Recently, there has been a substantial refocus on key innovation drivers by businesses of all types – moving away from only considering technology innovation and instead highlighting the critical importance of taking a business-led approach to commercializing new ideas.
Some of this discussion has been academic, largely featured in key business journals, however we can all appreciate the interactions we have with successful business-led innovations throughout our daily lives – a new way of ordering our coffee, of being transported to a customer meeting, or having our evening meal delivered and paid for without even having to reach for our wallet. It’s clear that the creation of disruptive business models is an important aspect of companies’ innovation strategies.
But we now see that making changes to existing business models is not enough – the models themselves, and how we think about and ultimately design and validate them, are becoming key.
If we stop and take a moment to consider more closely some of the business-led innovations we interact with, we can see that a large portion of the value we perceive isn’t being provided by different aspects of the particular product’s or service’s features and functions. Rather, when we look at why we value the innovation, it often comes down to seamlessly receiving the desired product or service (which is often orchestrated across different providers) and perhaps the convenience, the security, the choice, or the peace of mind the innovation provides – more succinctly, we value the outcome and the experience it offers us.
When we look at the business models underpinning these products and services, and in turn the operating capabilities and technology required to deliver them, we can identify a few key evolutions in the models that power the ultimate value that these innovations provide, including a move from linear business models to platform, networked models.
Typically, companies have utilized linear business models to provide value to their customers – either controlling the whole value chain themselves or controlling one or two consecutive steps with only a few companies delivering the value – be it a product or service – to the end customer.
Through low-cost data collection, storage, and processing, including emerging technologies such as IoT, it’s now possible for companies to orchestrate value flows across not only multiple end-customer markets but also other companies. This provides an opportunity to rapidly scale across markets, driving revenue, as well as reengineering activities and resources that are cost drivers to other platform-participant businesses that can provide them at the lowest cost, be it through economies of scale, location, or expertise.

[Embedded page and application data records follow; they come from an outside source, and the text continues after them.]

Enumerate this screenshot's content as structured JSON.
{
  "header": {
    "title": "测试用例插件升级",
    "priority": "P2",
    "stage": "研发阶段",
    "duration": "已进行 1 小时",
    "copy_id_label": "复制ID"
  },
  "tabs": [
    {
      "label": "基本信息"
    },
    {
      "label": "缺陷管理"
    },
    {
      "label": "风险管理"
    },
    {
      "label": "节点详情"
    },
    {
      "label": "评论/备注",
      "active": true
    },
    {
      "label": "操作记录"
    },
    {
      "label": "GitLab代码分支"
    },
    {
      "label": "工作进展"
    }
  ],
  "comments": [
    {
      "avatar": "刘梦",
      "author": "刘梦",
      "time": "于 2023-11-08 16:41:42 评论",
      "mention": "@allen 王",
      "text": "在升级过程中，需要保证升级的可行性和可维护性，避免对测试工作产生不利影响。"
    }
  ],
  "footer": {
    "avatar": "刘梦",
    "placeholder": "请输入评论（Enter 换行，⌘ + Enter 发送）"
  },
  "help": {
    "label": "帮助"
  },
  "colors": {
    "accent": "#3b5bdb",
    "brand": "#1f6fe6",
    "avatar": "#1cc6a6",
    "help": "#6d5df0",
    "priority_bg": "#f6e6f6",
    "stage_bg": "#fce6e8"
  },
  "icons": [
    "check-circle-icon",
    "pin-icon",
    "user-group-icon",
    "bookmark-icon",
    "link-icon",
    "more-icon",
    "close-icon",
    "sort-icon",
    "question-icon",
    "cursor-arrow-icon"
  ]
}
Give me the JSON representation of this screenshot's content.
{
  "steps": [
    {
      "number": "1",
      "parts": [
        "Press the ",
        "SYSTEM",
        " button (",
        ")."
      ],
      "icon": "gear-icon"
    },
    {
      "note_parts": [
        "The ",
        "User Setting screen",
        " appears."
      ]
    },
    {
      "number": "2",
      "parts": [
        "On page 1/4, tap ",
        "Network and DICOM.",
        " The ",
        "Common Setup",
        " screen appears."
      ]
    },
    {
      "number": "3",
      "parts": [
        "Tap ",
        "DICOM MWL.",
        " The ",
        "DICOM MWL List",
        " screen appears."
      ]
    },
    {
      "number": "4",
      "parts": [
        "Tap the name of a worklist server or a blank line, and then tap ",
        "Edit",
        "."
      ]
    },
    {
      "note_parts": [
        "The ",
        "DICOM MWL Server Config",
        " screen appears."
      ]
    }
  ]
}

Food delivery services are a prime example. The value they provide is in orchestrating the food ordering and delivery process, with their core offering simply enabling data exchanges between the respective restaurant, delivery driver, and end customer. Further, they partner with parties, such as payment processors, to streamline all the required financial exchanges supporting the process.
The evolution from competing solely through product and service pricing and features to seamlessly delivering high-quality outcomes and experiences is a way of achieving competitive advantage.
Building on the platform model outlined above, companies are now evolving their business model and technology configurations to focus on the delivery of outcomes and experiences for customers. These companies utilize real-time operational data, available through capabilities such as IoT systems, to monitor and forecast relevant business metrics, in turn validating the value provided to end users.
In many cases, this allows companies to also evolve their revenue models, charging based on the delivery of a given “outcome” rather than a product purchase or service fee. Coupled with technologies and services such as Qualtrics, companies are infusing experience data with this operational data to proactively manage customer perception and needs, contributing to the advantages of these evolved business and revenue models.
While platform models are now increasingly common, powered by the increasing ease of storage and access to data, this focus on outcomes and experiences has only just begun.
Find out how SAP innovation services and solutions work with companies worldwide to help them evolve their business models, from linear, product, and service-led to networked, and outcome- or experience-led. Together, we can help ensure the right mix of strategy, business model evolution, technology, and experience and operational data is brought together and scaled to enable wonderful outcomes and experiences for end customers.